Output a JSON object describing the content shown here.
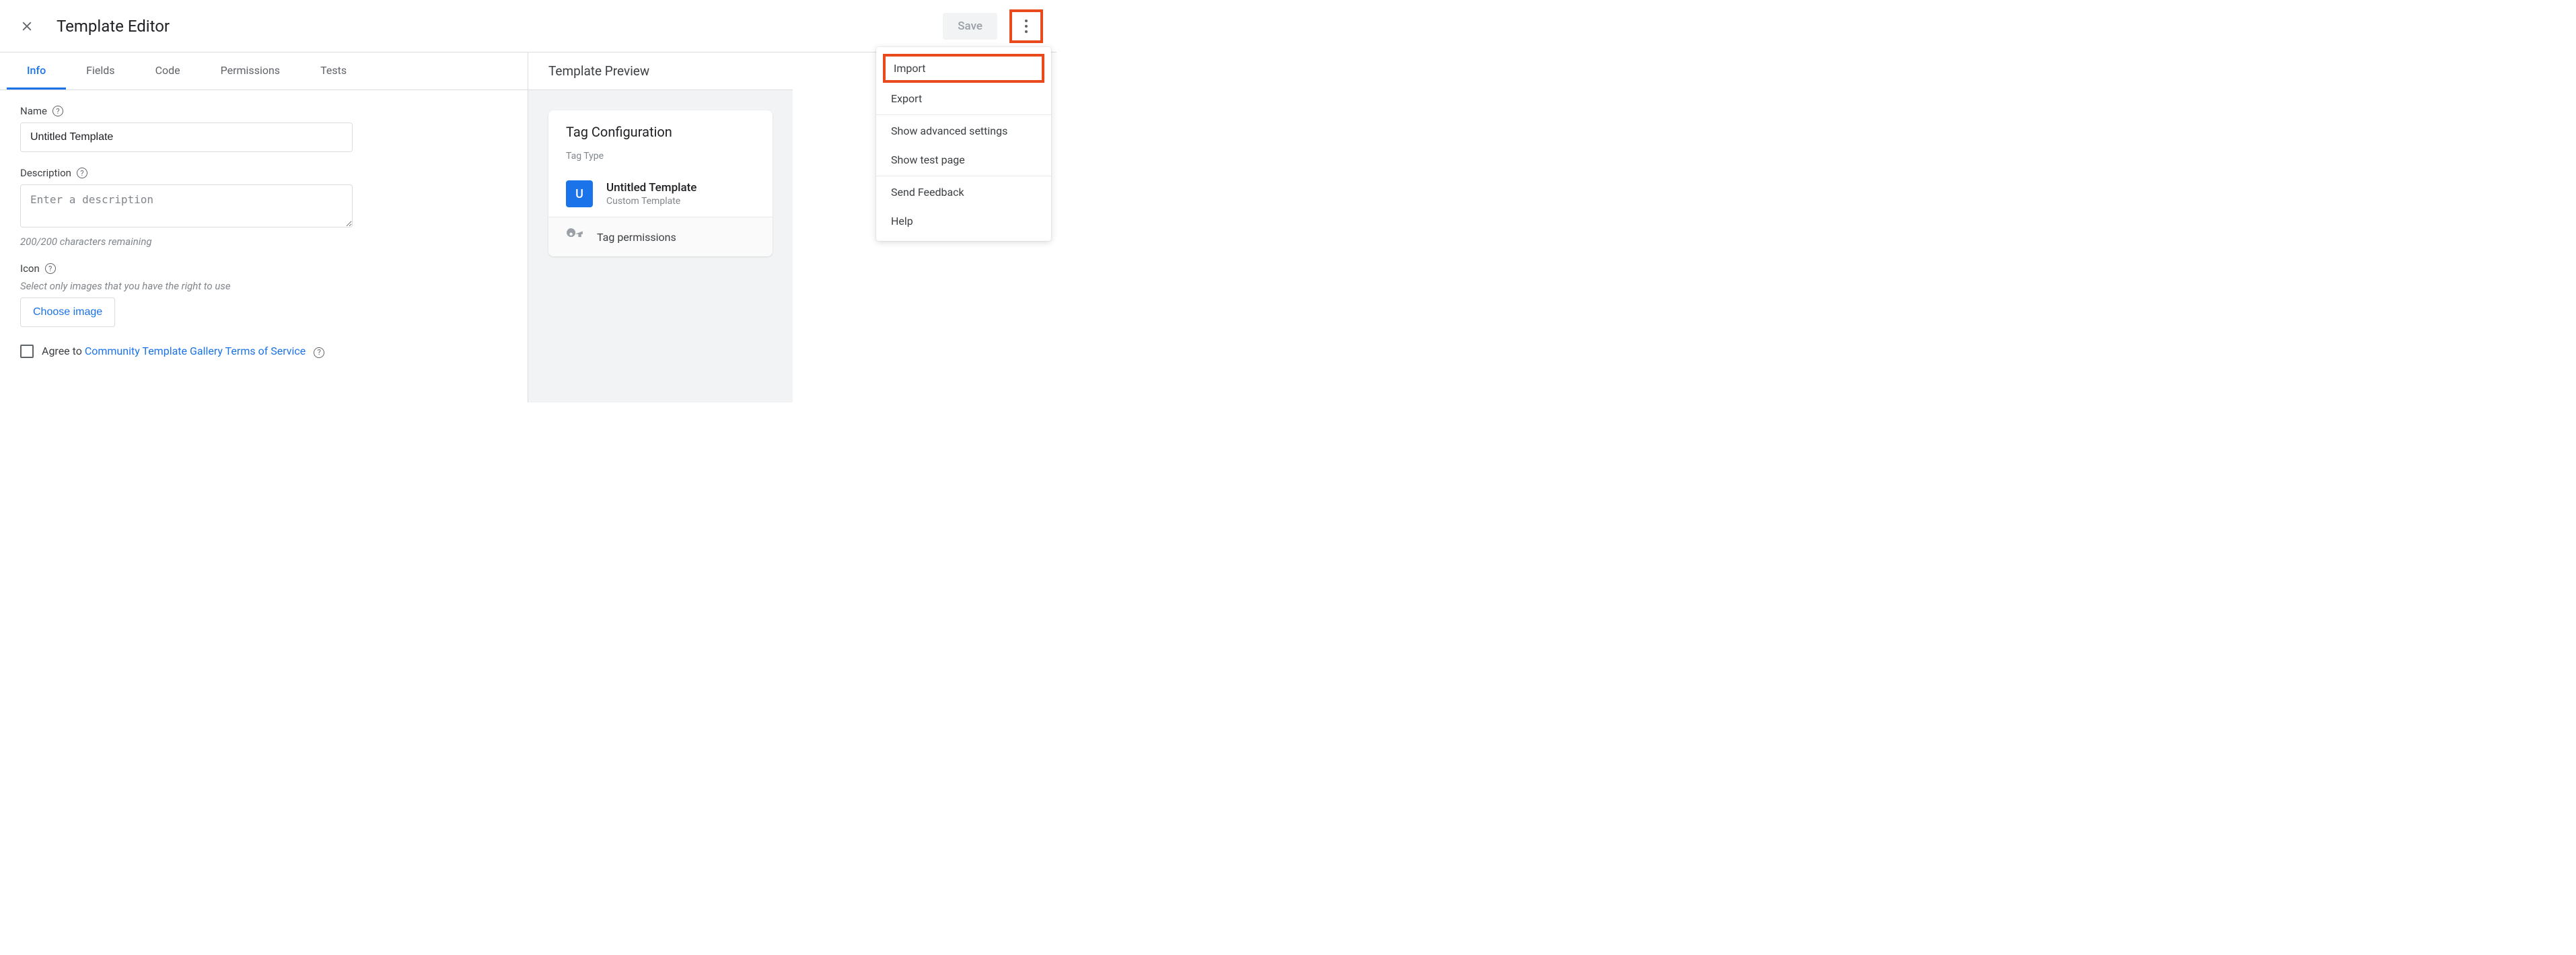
{
  "header": {
    "title": "Template Editor",
    "save_label": "Save"
  },
  "menu": {
    "import": "Import",
    "export": "Export",
    "advanced": "Show advanced settings",
    "test_page": "Show test page",
    "feedback": "Send Feedback",
    "help": "Help"
  },
  "tabs": {
    "info": "Info",
    "fields": "Fields",
    "code": "Code",
    "permissions": "Permissions",
    "tests": "Tests"
  },
  "form": {
    "name_label": "Name",
    "name_value": "Untitled Template",
    "desc_label": "Description",
    "desc_placeholder": "Enter a description",
    "desc_hint": "200/200 characters remaining",
    "icon_label": "Icon",
    "icon_hint": "Select only images that you have the right to use",
    "choose_image": "Choose image",
    "agree_prefix": "Agree to ",
    "tos_link": "Community Template Gallery Terms of Service"
  },
  "preview": {
    "title": "Template Preview",
    "card_title": "Tag Configuration",
    "tag_type_label": "Tag Type",
    "template_name": "Untitled Template",
    "template_kind": "Custom Template",
    "template_initial": "U",
    "permissions_label": "Tag permissions"
  }
}
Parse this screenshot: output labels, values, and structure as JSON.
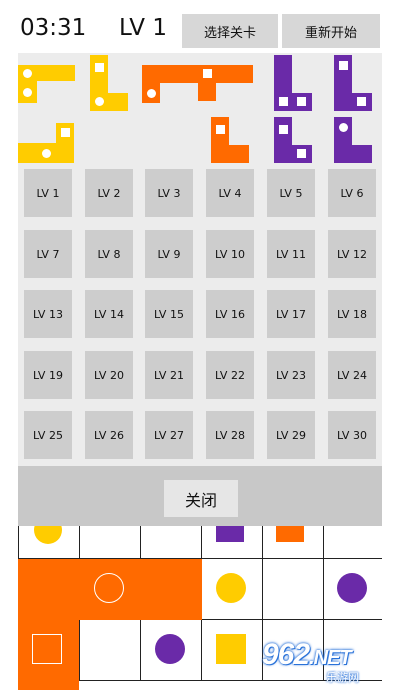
{
  "header": {
    "time": "03:31",
    "level": "LV 1",
    "select_level_label": "选择关卡",
    "restart_label": "重新开始"
  },
  "level_select": {
    "levels": [
      "LV 1",
      "LV 2",
      "LV 3",
      "LV 4",
      "LV 5",
      "LV 6",
      "LV 7",
      "LV 8",
      "LV 9",
      "LV 10",
      "LV 11",
      "LV 12",
      "LV 13",
      "LV 14",
      "LV 15",
      "LV 16",
      "LV 17",
      "LV 18",
      "LV 19",
      "LV 20",
      "LV 21",
      "LV 22",
      "LV 23",
      "LV 24",
      "LV 25",
      "LV 26",
      "LV 27",
      "LV 28",
      "LV 29",
      "LV 30"
    ],
    "close_label": "关闭"
  },
  "colors": {
    "yellow": "#ffcc00",
    "orange": "#ff6a00",
    "purple": "#6a2aa8",
    "button_gray": "#cdcdcd",
    "panel_gray": "#ececec"
  },
  "watermark": {
    "logo": "962",
    "logo_suffix": ".NET",
    "subtitle": "乐游网"
  }
}
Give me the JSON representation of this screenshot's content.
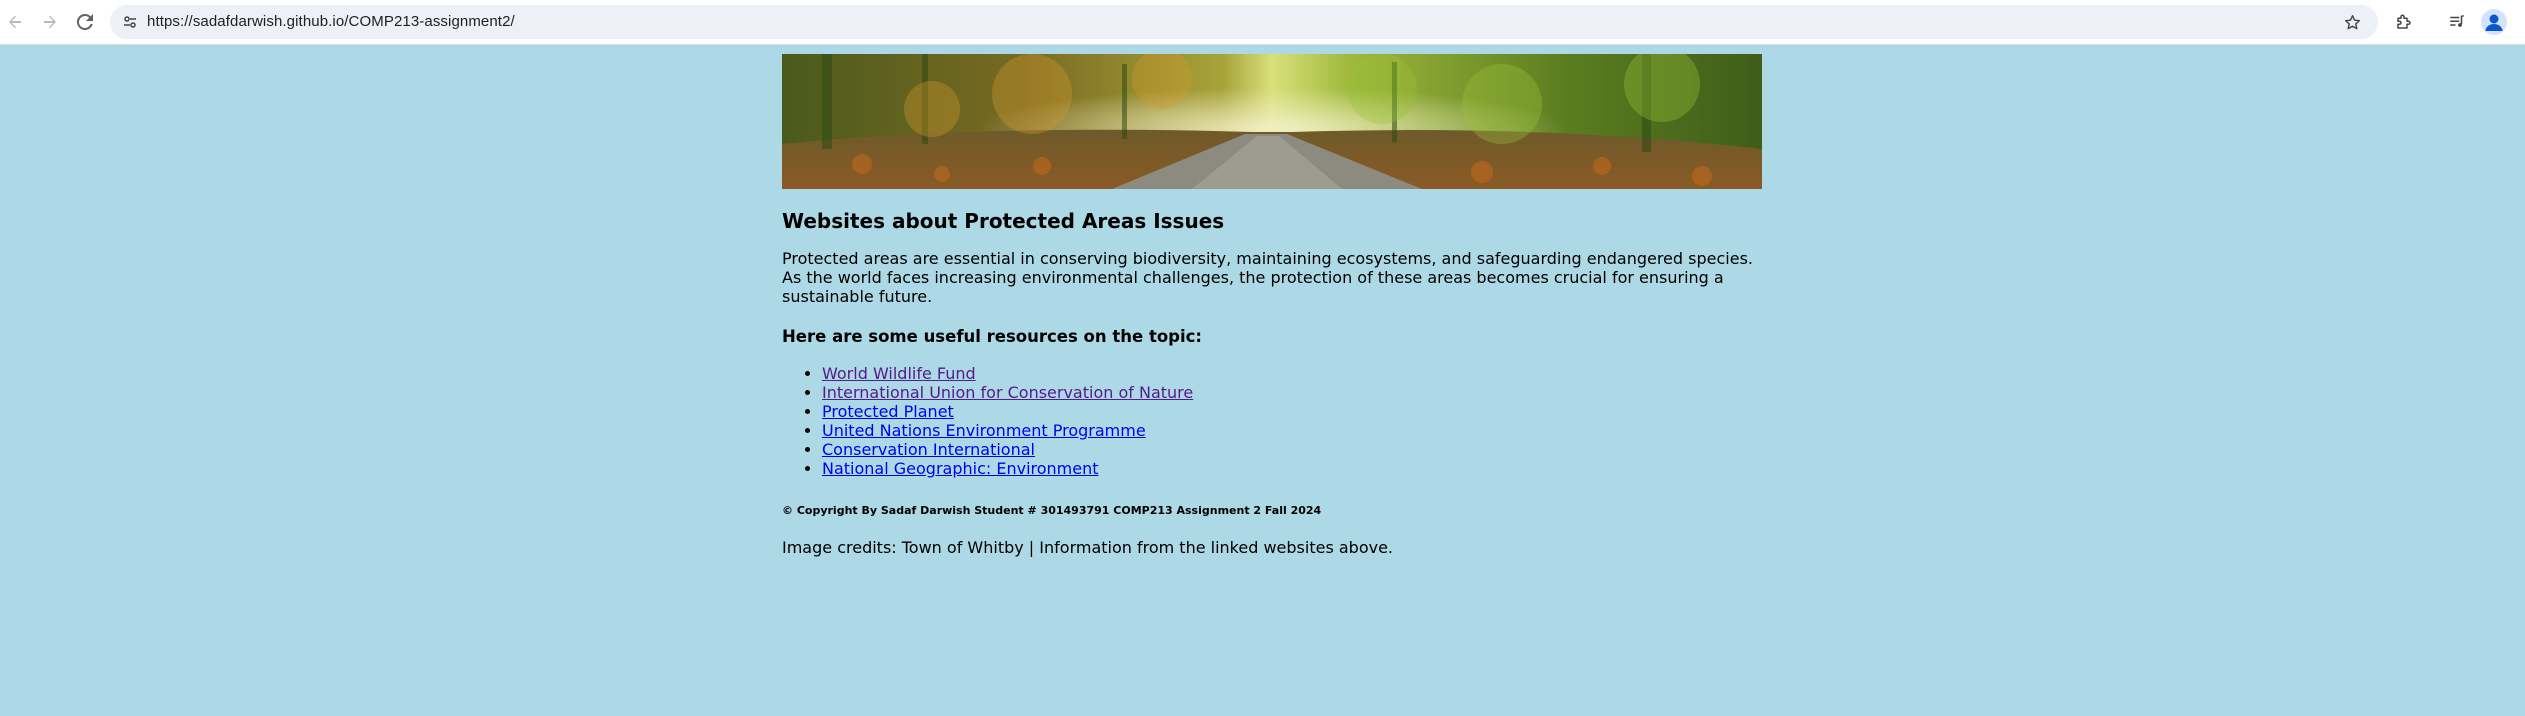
{
  "browser": {
    "url": "https://sadafdarwish.github.io/COMP213-assignment2/",
    "icons": {
      "back": "back-arrow-icon",
      "forward": "forward-arrow-icon",
      "reload": "reload-icon",
      "site_info": "site-info-icon",
      "bookmark": "star-icon",
      "extensions": "puzzle-icon",
      "media": "media-controls-icon",
      "profile": "profile-avatar-icon"
    }
  },
  "page": {
    "banner_image": "forest-path-banner",
    "heading": "Websites about Protected Areas Issues",
    "intro": "Protected areas are essential in conserving biodiversity, maintaining ecosystems, and safeguarding endangered species. As the world faces increasing environmental challenges, the protection of these areas becomes crucial for ensuring a sustainable future.",
    "resources_heading": "Here are some useful resources on the topic:",
    "links": [
      {
        "label": "World Wildlife Fund",
        "visited": true
      },
      {
        "label": "International Union for Conservation of Nature",
        "visited": true
      },
      {
        "label": "Protected Planet",
        "visited": false
      },
      {
        "label": "United Nations Environment Programme",
        "visited": false
      },
      {
        "label": "Conservation International",
        "visited": false
      },
      {
        "label": "National Geographic: Environment",
        "visited": false
      }
    ],
    "copyright": "© Copyright By Sadaf Darwish Student # 301493791 COMP213 Assignment 2 Fall 2024",
    "credits": "Image credits: Town of Whitby | Information from the linked websites above."
  },
  "colors": {
    "page_background": "#add8e6",
    "link_visited": "#551a8b",
    "link_unvisited": "#0000ee",
    "omnibox": "#edf0f7"
  }
}
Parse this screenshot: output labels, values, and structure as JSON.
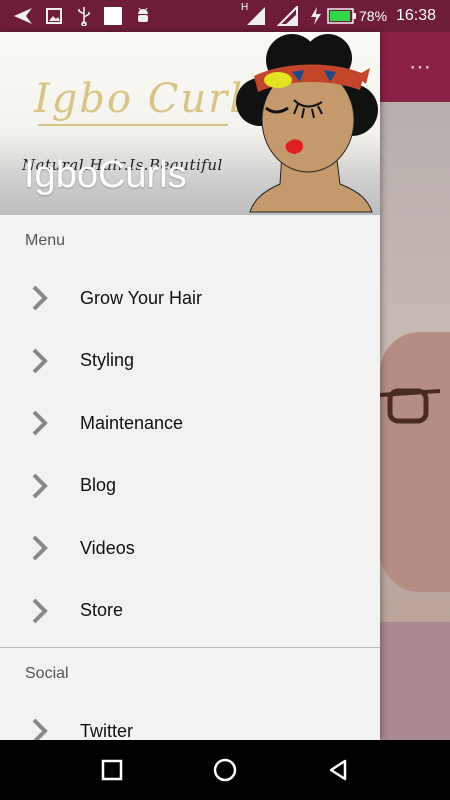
{
  "status_bar": {
    "battery_percent": "78%",
    "time": "16:38",
    "network_label": "H",
    "icons": [
      "back-arrow-icon",
      "image-icon",
      "usb-icon",
      "white-square-icon",
      "android-debug-icon",
      "signal-icon",
      "charging-icon",
      "battery-icon"
    ]
  },
  "drawer": {
    "header": {
      "title": "IgboCurls",
      "logo_text": "Igbo Curls",
      "tagline": "Natural.Hair.Is.Beautiful"
    },
    "sections": [
      {
        "label": "Menu",
        "items": [
          {
            "label": "Grow Your Hair"
          },
          {
            "label": "Styling"
          },
          {
            "label": "Maintenance"
          },
          {
            "label": "Blog"
          },
          {
            "label": "Videos"
          },
          {
            "label": "Store"
          }
        ]
      },
      {
        "label": "Social",
        "items": [
          {
            "label": "Twitter"
          }
        ]
      }
    ]
  },
  "background_app": {
    "overflow_menu": "⋮",
    "accent_color": "#8c2148"
  },
  "nav_bar": {
    "buttons": [
      "recent-apps-icon",
      "home-icon",
      "back-icon"
    ]
  }
}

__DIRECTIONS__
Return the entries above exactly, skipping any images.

__RESULT__
Output a JSON object describing the content shown here.
{
  "header": {
    "title": "Template Editor",
    "save_label": "Save"
  },
  "menu": {
    "import": "Import",
    "export": "Export",
    "advanced": "Show advanced settings",
    "test_page": "Show test page",
    "feedback": "Send Feedback",
    "help": "Help"
  },
  "tabs": {
    "info": "Info",
    "fields": "Fields",
    "code": "Code",
    "permissions": "Permissions",
    "tests": "Tests"
  },
  "form": {
    "name_label": "Name",
    "name_value": "Untitled Template",
    "desc_label": "Description",
    "desc_placeholder": "Enter a description",
    "desc_hint": "200/200 characters remaining",
    "icon_label": "Icon",
    "icon_hint": "Select only images that you have the right to use",
    "choose_image": "Choose image",
    "agree_prefix": "Agree to ",
    "tos_link": "Community Template Gallery Terms of Service"
  },
  "preview": {
    "title": "Template Preview",
    "card_title": "Tag Configuration",
    "tag_type_label": "Tag Type",
    "template_name": "Untitled Template",
    "template_kind": "Custom Template",
    "template_initial": "U",
    "permissions_label": "Tag permissions"
  }
}
Parse this screenshot: output labels, values, and structure as JSON.
{
  "header": {
    "time": "03:31",
    "level": "LV 1",
    "select_level_label": "选择关卡",
    "restart_label": "重新开始"
  },
  "level_select": {
    "levels": [
      "LV 1",
      "LV 2",
      "LV 3",
      "LV 4",
      "LV 5",
      "LV 6",
      "LV 7",
      "LV 8",
      "LV 9",
      "LV 10",
      "LV 11",
      "LV 12",
      "LV 13",
      "LV 14",
      "LV 15",
      "LV 16",
      "LV 17",
      "LV 18",
      "LV 19",
      "LV 20",
      "LV 21",
      "LV 22",
      "LV 23",
      "LV 24",
      "LV 25",
      "LV 26",
      "LV 27",
      "LV 28",
      "LV 29",
      "LV 30"
    ],
    "close_label": "关闭"
  },
  "colors": {
    "yellow": "#ffcc00",
    "orange": "#ff6a00",
    "purple": "#6a2aa8",
    "button_gray": "#cdcdcd",
    "panel_gray": "#ececec"
  },
  "watermark": {
    "logo": "962",
    "logo_suffix": ".NET",
    "subtitle": "乐游网"
  }
}
Give me the JSON representation of this screenshot's content.
{
  "browser": {
    "url": "https://sadafdarwish.github.io/COMP213-assignment2/",
    "icons": {
      "back": "back-arrow-icon",
      "forward": "forward-arrow-icon",
      "reload": "reload-icon",
      "site_info": "site-info-icon",
      "bookmark": "star-icon",
      "extensions": "puzzle-icon",
      "media": "media-controls-icon",
      "profile": "profile-avatar-icon"
    }
  },
  "page": {
    "banner_image": "forest-path-banner",
    "heading": "Websites about Protected Areas Issues",
    "intro": "Protected areas are essential in conserving biodiversity, maintaining ecosystems, and safeguarding endangered species. As the world faces increasing environmental challenges, the protection of these areas becomes crucial for ensuring a sustainable future.",
    "resources_heading": "Here are some useful resources on the topic:",
    "links": [
      {
        "label": "World Wildlife Fund",
        "visited": true
      },
      {
        "label": "International Union for Conservation of Nature",
        "visited": true
      },
      {
        "label": "Protected Planet",
        "visited": false
      },
      {
        "label": "United Nations Environment Programme",
        "visited": false
      },
      {
        "label": "Conservation International",
        "visited": false
      },
      {
        "label": "National Geographic: Environment",
        "visited": false
      }
    ],
    "copyright": "© Copyright By Sadaf Darwish Student # 301493791 COMP213 Assignment 2 Fall 2024",
    "credits": "Image credits: Town of Whitby | Information from the linked websites above."
  },
  "colors": {
    "page_background": "#add8e6",
    "link_visited": "#551a8b",
    "link_unvisited": "#0000ee",
    "omnibox": "#edf0f7"
  }
}
Parse this screenshot: output labels, values, and structure as JSON.
{
  "status_bar": {
    "battery_percent": "78%",
    "time": "16:38",
    "network_label": "H",
    "icons": [
      "back-arrow-icon",
      "image-icon",
      "usb-icon",
      "white-square-icon",
      "android-debug-icon",
      "signal-icon",
      "charging-icon",
      "battery-icon"
    ]
  },
  "drawer": {
    "header": {
      "title": "IgboCurls",
      "logo_text": "Igbo Curls",
      "tagline": "Natural.Hair.Is.Beautiful"
    },
    "sections": [
      {
        "label": "Menu",
        "items": [
          {
            "label": "Grow Your Hair"
          },
          {
            "label": "Styling"
          },
          {
            "label": "Maintenance"
          },
          {
            "label": "Blog"
          },
          {
            "label": "Videos"
          },
          {
            "label": "Store"
          }
        ]
      },
      {
        "label": "Social",
        "items": [
          {
            "label": "Twitter"
          }
        ]
      }
    ]
  },
  "background_app": {
    "overflow_menu": "⋮",
    "accent_color": "#8c2148"
  },
  "nav_bar": {
    "buttons": [
      "recent-apps-icon",
      "home-icon",
      "back-icon"
    ]
  }
}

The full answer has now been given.